You may have seen one of my new least favorite genres of commentary: the Things Millennials are Killing piece. This kind of writing bemoans the fact that younger people are changing the economy by their stubborn refusal to buy the consumer goods that their parents and grandparents thought signaled adulthood: cars, homes, diamonds, televisions. It is in the vein of the Why Won’t Millennials Work Like We Did essay, which complains that Millennials won’t pledge loyalty to or arrange their schedules around jobs that will never, ever pay them enough to buy the cars, homes, and diamonds that they aren’t buying. The bigger story: Millennials are questioning the relationships among work, stuff, and happiness. And science backs up their decisions to spend money on experiences–including eating avocado toast, getting massages, and traveling–rather than material goods.

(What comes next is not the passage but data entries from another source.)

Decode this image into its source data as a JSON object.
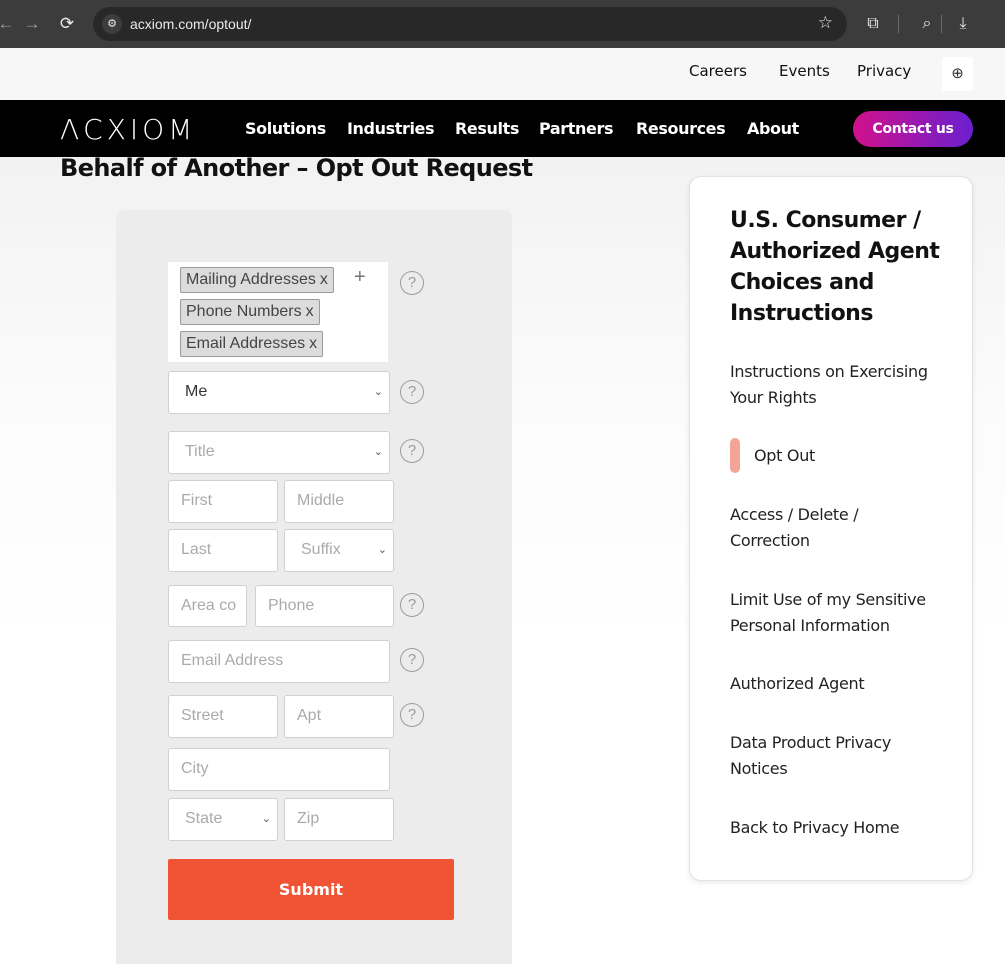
{
  "browser": {
    "url": "acxiom.com/optout/",
    "back_icon": "←",
    "forward_icon": "→",
    "reload_icon": "⟳",
    "site_icon": "⚙",
    "star_icon": "☆",
    "extensions_icon": "⧉",
    "search_tab_icon": "⌕",
    "download_icon": "⤓"
  },
  "utility_nav": {
    "items": [
      "Careers",
      "Events",
      "Privacy"
    ],
    "globe_icon": "⊕"
  },
  "main_nav": {
    "logo": "ΛCXIOM",
    "items": [
      "Solutions",
      "Industries",
      "Results",
      "Partners",
      "Resources",
      "About"
    ],
    "contact_label": "Contact us",
    "contact_gradient": [
      "#d1118a",
      "#6a1fd0"
    ]
  },
  "page": {
    "title": "Behalf of Another – Opt Out Request"
  },
  "form": {
    "tags": [
      {
        "label": "Mailing Addresses",
        "remove": "x"
      },
      {
        "label": "Phone Numbers",
        "remove": "x"
      },
      {
        "label": "Email Addresses",
        "remove": "x"
      }
    ],
    "tag_add": "+",
    "help_icon": "?",
    "requester_select": "Me",
    "title_select": "Title",
    "first_placeholder": "First",
    "middle_placeholder": "Middle",
    "last_placeholder": "Last",
    "suffix_select": "Suffix",
    "area_code_placeholder": "Area co",
    "phone_placeholder": "Phone",
    "email_placeholder": "Email Address",
    "street_placeholder": "Street",
    "apt_placeholder": "Apt",
    "city_placeholder": "City",
    "state_select": "State",
    "zip_placeholder": "Zip",
    "submit_label": "Submit",
    "submit_color": "#f05435",
    "chevron": "⌄"
  },
  "sidebar": {
    "title": "U.S. Consumer / Authorized Agent Choices and Instructions",
    "links": [
      "Instructions on Exercising Your Rights",
      "Opt Out",
      "Access / Delete / Correction",
      "Limit Use of my Sensitive Personal Information",
      "Authorized Agent",
      "Data Product Privacy Notices",
      "Back to Privacy Home"
    ],
    "active_color": "#f3a496"
  }
}
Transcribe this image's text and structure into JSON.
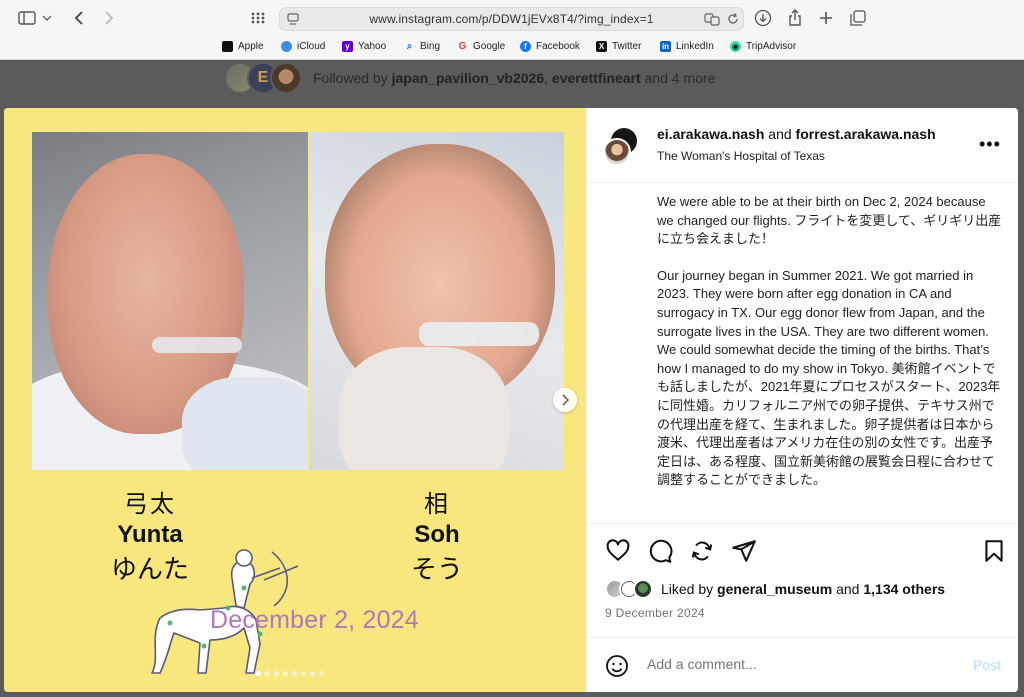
{
  "browser": {
    "url": "www.instagram.com/p/DDW1jEVx8T4/?img_index=1",
    "bookmarks": [
      {
        "label": "Apple",
        "icon": "apple-icon",
        "color": "#111111"
      },
      {
        "label": "iCloud",
        "icon": "icloud-icon",
        "color": "#3a8ee6"
      },
      {
        "label": "Yahoo",
        "icon": "yahoo-icon",
        "color": "#6001d2"
      },
      {
        "label": "Bing",
        "icon": "bing-icon",
        "color": "#2b6fcf"
      },
      {
        "label": "Google",
        "icon": "google-icon",
        "color": "#ea4335"
      },
      {
        "label": "Facebook",
        "icon": "facebook-icon",
        "color": "#1877f2"
      },
      {
        "label": "Twitter",
        "icon": "twitter-icon",
        "color": "#111111"
      },
      {
        "label": "LinkedIn",
        "icon": "linkedin-icon",
        "color": "#0a66c2"
      },
      {
        "label": "TripAdvisor",
        "icon": "tripadvisor-icon",
        "color": "#34e0a1"
      }
    ]
  },
  "background_page": {
    "followed_prefix": "Followed by",
    "followed_user1": "japan_pavilion_vb2026",
    "followed_sep": ",",
    "followed_user2": "everettfineart",
    "followed_suffix": "and 4 more"
  },
  "media": {
    "left_kanji": "弓太",
    "left_roman": "Yunta",
    "left_kana": "ゆんた",
    "right_kanji": "相",
    "right_roman": "Soh",
    "right_kana": "そう",
    "date": "December 2, 2024",
    "carousel_count": 8,
    "carousel_active": 0
  },
  "post": {
    "author1": "ei.arakawa.nash",
    "and_word": "and",
    "author2": "forrest.arakawa.nash",
    "location": "The Woman's Hospital of Texas",
    "caption_p1": "We were able to be at their birth on Dec 2, 2024 because we changed our flights. フライトを変更して、ギリギリ出産に立ち会えました！",
    "caption_p2": "Our journey began in Summer 2021. We got married in 2023. They were born after egg donation in CA and surrogacy in TX. Our egg donor flew from Japan, and the surrogate lives in the USA. They are two different women. We could somewhat decide the timing of the births. That’s how I managed to do my show in Tokyo. 美術館イベントでも話しましたが、2021年夏にプロセスがスタート、2023年に同性婚。カリフォルニア州での卵子提供、テキサス州での代理出産を経て、生まれました。卵子提供者は日本から渡米、代理出産者はアメリカ在住の別の女性です。出産予定日は、ある程度、国立新美術館の展覧会日程に合わせて調整することができました。",
    "likes_prefix": "Liked by",
    "likes_user": "general_museum",
    "likes_and": "and",
    "likes_count": "1,134 others",
    "date": "9 December 2024",
    "comment_placeholder": "Add a comment...",
    "post_label": "Post"
  }
}
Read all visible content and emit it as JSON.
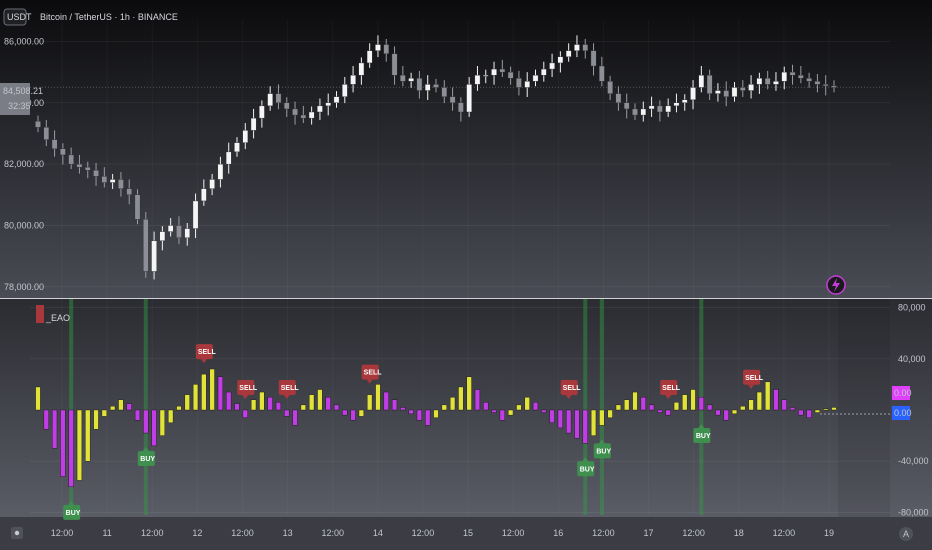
{
  "symbol": {
    "currency_badge": "USDT",
    "title": "Bitcoin / TetherUS · 1h · BINANCE"
  },
  "indicator": {
    "name": "_EAO",
    "value_magenta": "0.00",
    "value_blue": "0.00"
  },
  "price_axis": {
    "ticks": [
      "86,000.00",
      "84,000.00",
      "82,000.00",
      "80,000.00",
      "78,000.00"
    ],
    "last_price": "84,508.21",
    "countdown": "32:35"
  },
  "osc_axis": {
    "ticks": [
      "80,000",
      "40,000",
      "-40,000",
      "-80,000"
    ]
  },
  "time_axis": {
    "ticks": [
      "12:00",
      "11",
      "12:00",
      "12",
      "12:00",
      "13",
      "12:00",
      "14",
      "12:00",
      "15",
      "12:00",
      "16",
      "12:00",
      "17",
      "12:00",
      "18",
      "12:00",
      "19"
    ]
  },
  "colors": {
    "up_bar": "#e2e33a",
    "down_bar": "#c13ee6",
    "buy": "#3f8f4f",
    "sell": "#a8383c",
    "blue_tag": "#2962ff",
    "magenta_tag": "#e040fb"
  },
  "chart_data": [
    {
      "type": "candlestick",
      "title": "Bitcoin / TetherUS · 1h · BINANCE",
      "ylim": [
        77700,
        86700
      ],
      "close": [
        83200,
        82800,
        82500,
        82300,
        82000,
        81900,
        81800,
        81600,
        81400,
        81500,
        81200,
        81000,
        80200,
        78500,
        79500,
        79800,
        80000,
        79600,
        79900,
        80800,
        81200,
        81500,
        82000,
        82400,
        82700,
        83100,
        83500,
        83900,
        84300,
        84000,
        83800,
        83600,
        83500,
        83700,
        83900,
        84000,
        84200,
        84600,
        84900,
        85300,
        85700,
        85900,
        85600,
        84900,
        84700,
        84800,
        84400,
        84600,
        84500,
        84200,
        84000,
        83700,
        84600,
        84900,
        84900,
        85100,
        85000,
        84800,
        84500,
        84700,
        84900,
        85100,
        85300,
        85500,
        85700,
        85900,
        85700,
        85200,
        84700,
        84300,
        84000,
        83800,
        83600,
        83800,
        83900,
        83700,
        83900,
        84000,
        84100,
        84500,
        84900,
        84300,
        84400,
        84200,
        84500,
        84400,
        84600,
        84800,
        84600,
        84700,
        85000,
        84900,
        84800,
        84700,
        84600,
        84550,
        84500
      ],
      "price_scale": "linear"
    },
    {
      "type": "bar",
      "name": "_EAO",
      "ylim": [
        -82000,
        82000
      ],
      "values": [
        18000,
        -15000,
        -30000,
        -52000,
        -60000,
        -55000,
        -40000,
        -15000,
        -5000,
        3000,
        8000,
        5000,
        -8000,
        -18000,
        -28000,
        -20000,
        -10000,
        3000,
        12000,
        20000,
        28000,
        32000,
        26000,
        14000,
        5000,
        -6000,
        8000,
        14000,
        10000,
        6000,
        -5000,
        -12000,
        4000,
        12000,
        16000,
        10000,
        4000,
        -4000,
        -8000,
        -5000,
        12000,
        20000,
        14000,
        8000,
        2000,
        -3000,
        -8000,
        -12000,
        -6000,
        4000,
        10000,
        18000,
        26000,
        16000,
        6000,
        -2000,
        -8000,
        -4000,
        4000,
        10000,
        6000,
        -2000,
        -10000,
        -14000,
        -18000,
        -22000,
        -26000,
        -20000,
        -12000,
        -6000,
        4000,
        8000,
        14000,
        10000,
        4000,
        -2000,
        -4000,
        6000,
        12000,
        16000,
        10000,
        4000,
        -4000,
        -8000,
        -3000,
        3000,
        8000,
        14000,
        22000,
        16000,
        8000,
        2000,
        -4000,
        -6000,
        -2000,
        1000,
        2000
      ],
      "buy_signals": [
        "BUY",
        "BUY",
        "BUY",
        "BUY",
        "BUY"
      ],
      "sell_signals": [
        "SELL",
        "SELL",
        "SELL",
        "SELL",
        "SELL",
        "SELL",
        "SELL"
      ]
    }
  ]
}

Above, mmmm…. Avocado toast, three ways: with tomato, with fried egg, and with bacon. Don’t like it? Maybe you should pay wages that will allow young workers to save up for a down payment. In the meantime, “let them eat toast!”
Why these stories get reported as emergencies is clear: there are a lot of people labeled Millennial (full disclosure: I’m of the Oregon Trail Generation, those born between the release of the first and third films in the original Star Wars trilogy: born analog but reached adulthood in the digital age, and, because of my delayed entry into adulthood (grad school), my financial habits are more Millennial than Gen X.), and they matter a lot to the economy, but as consumers. We’ve structured our economy so that many of them were graduating from college with insurmountable debt and lousy job prospects, but we still need them to buy stuff.
But the urgent tine of these essays doesn’t tell us how very important this change is. It’s a shift produced by a number of factors, primarily economic (They don’t have the money.) but also out of a recognition that rampant consumerism is unethical; it hurts the earth and, frankly, it’s pretty hard to accumulate stuff without participating in human slavery and other forms of labor exploitation. Maybe if Millennials had the money to do it, they’d buy diamonds, but since they don’t, they might as well also note that the diamond industry is deeply damaging to people and the planet. Or, as Sarah Kendzior says it in an article for Quartz, “Many millennials do not have a lot of choice. They are merely reacting to lost opportunity.”)
For our Mennonite readers (and others) who take the call to live simply seriously, we should be enthusiastically supporting Millennials who reject consumerism. And we could probably all benefit from applying Millennial’s detachment from things–especially since, in the end, they might be the ones deciding just what to do with your stuff.